The fighting in the name of religion might suggest that many people do care intensely about religion. However, do you really think that is so of your business associates, schoolmates or most people in your community? Could they even tell you accurately what their religion teaches, and why?
For example, in 1977 professor of philosophy Walter Kaufmann wrote about religious beliefs in one land. In presenting his statement to you, we will omit the name of the country and the identity of the sacred writings that he mentioned. See if what he says would prove true if you filled in the name of the country where you live and the religious writings widely accepted there:

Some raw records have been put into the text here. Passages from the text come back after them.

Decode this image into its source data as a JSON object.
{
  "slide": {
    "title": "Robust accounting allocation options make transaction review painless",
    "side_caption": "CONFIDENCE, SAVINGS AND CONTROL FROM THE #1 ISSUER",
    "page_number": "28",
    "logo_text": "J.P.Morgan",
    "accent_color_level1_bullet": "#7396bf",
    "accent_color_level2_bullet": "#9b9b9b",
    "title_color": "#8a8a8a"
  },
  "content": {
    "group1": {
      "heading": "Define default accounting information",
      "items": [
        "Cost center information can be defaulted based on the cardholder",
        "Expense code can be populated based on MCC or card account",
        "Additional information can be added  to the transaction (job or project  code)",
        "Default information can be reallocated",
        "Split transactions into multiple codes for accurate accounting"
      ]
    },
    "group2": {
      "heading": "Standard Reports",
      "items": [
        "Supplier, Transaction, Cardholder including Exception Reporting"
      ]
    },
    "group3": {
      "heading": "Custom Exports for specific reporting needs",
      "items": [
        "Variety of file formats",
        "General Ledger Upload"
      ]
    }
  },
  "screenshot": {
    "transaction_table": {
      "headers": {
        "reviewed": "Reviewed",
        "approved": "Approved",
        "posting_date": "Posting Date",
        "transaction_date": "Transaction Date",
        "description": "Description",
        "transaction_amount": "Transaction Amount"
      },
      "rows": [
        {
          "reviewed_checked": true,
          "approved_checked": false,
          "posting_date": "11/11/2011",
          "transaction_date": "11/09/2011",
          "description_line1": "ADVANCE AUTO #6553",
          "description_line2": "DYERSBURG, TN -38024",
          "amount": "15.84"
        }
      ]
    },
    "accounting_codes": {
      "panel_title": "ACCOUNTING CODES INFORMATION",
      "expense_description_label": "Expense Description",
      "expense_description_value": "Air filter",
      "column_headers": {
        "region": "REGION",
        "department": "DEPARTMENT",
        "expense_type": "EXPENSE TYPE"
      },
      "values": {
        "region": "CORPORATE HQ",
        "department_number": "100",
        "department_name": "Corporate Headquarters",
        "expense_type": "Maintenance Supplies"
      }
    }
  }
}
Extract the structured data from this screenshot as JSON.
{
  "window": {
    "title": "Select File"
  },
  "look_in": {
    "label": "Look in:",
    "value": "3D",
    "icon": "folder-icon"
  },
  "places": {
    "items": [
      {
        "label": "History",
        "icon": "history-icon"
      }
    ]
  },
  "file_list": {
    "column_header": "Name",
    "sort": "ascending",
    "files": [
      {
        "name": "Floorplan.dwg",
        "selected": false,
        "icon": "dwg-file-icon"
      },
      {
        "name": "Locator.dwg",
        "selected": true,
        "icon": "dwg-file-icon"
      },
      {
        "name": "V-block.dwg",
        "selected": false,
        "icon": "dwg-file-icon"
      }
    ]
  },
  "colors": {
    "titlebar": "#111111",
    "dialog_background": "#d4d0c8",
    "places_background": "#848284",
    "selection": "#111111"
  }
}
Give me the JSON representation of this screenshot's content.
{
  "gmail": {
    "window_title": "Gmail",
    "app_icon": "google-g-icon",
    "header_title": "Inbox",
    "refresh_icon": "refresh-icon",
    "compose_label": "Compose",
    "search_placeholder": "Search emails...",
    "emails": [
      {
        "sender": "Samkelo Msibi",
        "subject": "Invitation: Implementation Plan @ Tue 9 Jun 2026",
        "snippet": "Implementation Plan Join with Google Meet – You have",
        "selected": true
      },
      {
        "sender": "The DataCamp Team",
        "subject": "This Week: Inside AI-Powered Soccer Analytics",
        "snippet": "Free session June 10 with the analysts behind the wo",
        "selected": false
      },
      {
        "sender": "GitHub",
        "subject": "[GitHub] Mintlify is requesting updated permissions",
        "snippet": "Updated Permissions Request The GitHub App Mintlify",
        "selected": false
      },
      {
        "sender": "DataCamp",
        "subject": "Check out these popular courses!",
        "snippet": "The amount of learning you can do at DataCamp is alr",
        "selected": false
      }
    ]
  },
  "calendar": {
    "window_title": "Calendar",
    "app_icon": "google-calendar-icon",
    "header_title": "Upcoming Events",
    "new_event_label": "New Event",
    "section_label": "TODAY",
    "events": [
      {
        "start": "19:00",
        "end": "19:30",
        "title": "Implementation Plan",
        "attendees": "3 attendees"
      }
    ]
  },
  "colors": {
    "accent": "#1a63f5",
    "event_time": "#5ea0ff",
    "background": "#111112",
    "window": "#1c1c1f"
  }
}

“Most people in [your country] do not know exactly what they believe, never having given much thought to the matter. When suddenly asked about what they believe, they give responses that go back to the time when they last talked about such questions, many years ago. People who say that they believe in the literal interpretation of [their sacred writings] do not know, in most cases, what is in [these writings] and would be rather surprised if anyone told them.”
Yes, on one hand religion seems to “evoke commitment, loyalties, passions and, paradoxically, sometimes war” and, on the other hand, people in general just do not know what their religion teaches, nor do they care to find out.—Compare Romans 10:2.
Note this newspaper headline:
RELIGIOUS REVIVAL TREND MOCKED BY LAX MORALITY
Would you say that this fairly well describes the situation you see around you? As one nationwide poll in the United States showed: “Religion is increasing its influence on society, but morality is losing its influence. The secular world would seem to offer abundant evidence that religion is not greatly affecting our lives.”
Nor will you find this confined to any one land. In country after country people admit to being basically religious but their lives prove that religion is affecting them less and less.
A report from Canada gives insight into one of the reasons. It spoke of the people having a basic spiritual hunger, but said that instead of meeting this hunger, the major religions are causing “severe, widespread, religious indigestion.” An observer at a Canadian conference of Catholic bishops complained that a typical response from people in general is:
“Today each person has deep questions inside. You don’t find the answers in religion, in the church. Although I have faith, there’s something missing in the church.”
Or have you heard remarks such as these made by one man who preferred to be out riding his bicycle instead of going to religious services: “A lot of preachers are in it for the buck. Preaching’s gotten to be big business nowadays.”
WHAT DOES IT MEAN?
What does all of this mean for you and your family?
There is no denying that religious passions today still can move people to hatred, killing and war. Yet alongside this there is evidence of increasing dissatisfaction with religion. Many have a spiritual hunger or a desire to worship but are confused and uncertain about religion. They may be embarrassed to appear religious or they may feel that religion is too confusing for them. Is that how you feel?
Or, perhaps you do consider yourself quite religious. You may care about your religion, being convinced that it is correct. In any case, there is good reason for you to accept an invitation to give some thought to the matter of right religion. The book The Great Religious Leaders made this observation: “When we actually know what religion does for and to the individual, and how a person’s powers are increased by an intelligent understanding and appropriation of religion, life ought to be infinitely more worth living.”
Not only should true religion make ‘life more worth living,’ but we can assure you that the facts prove that it does! But before you agree or disagree with that statement, we invite you to think further about the matter of true religion. Is there just one true religion? If so, how could you identify it? And what can it mean for you?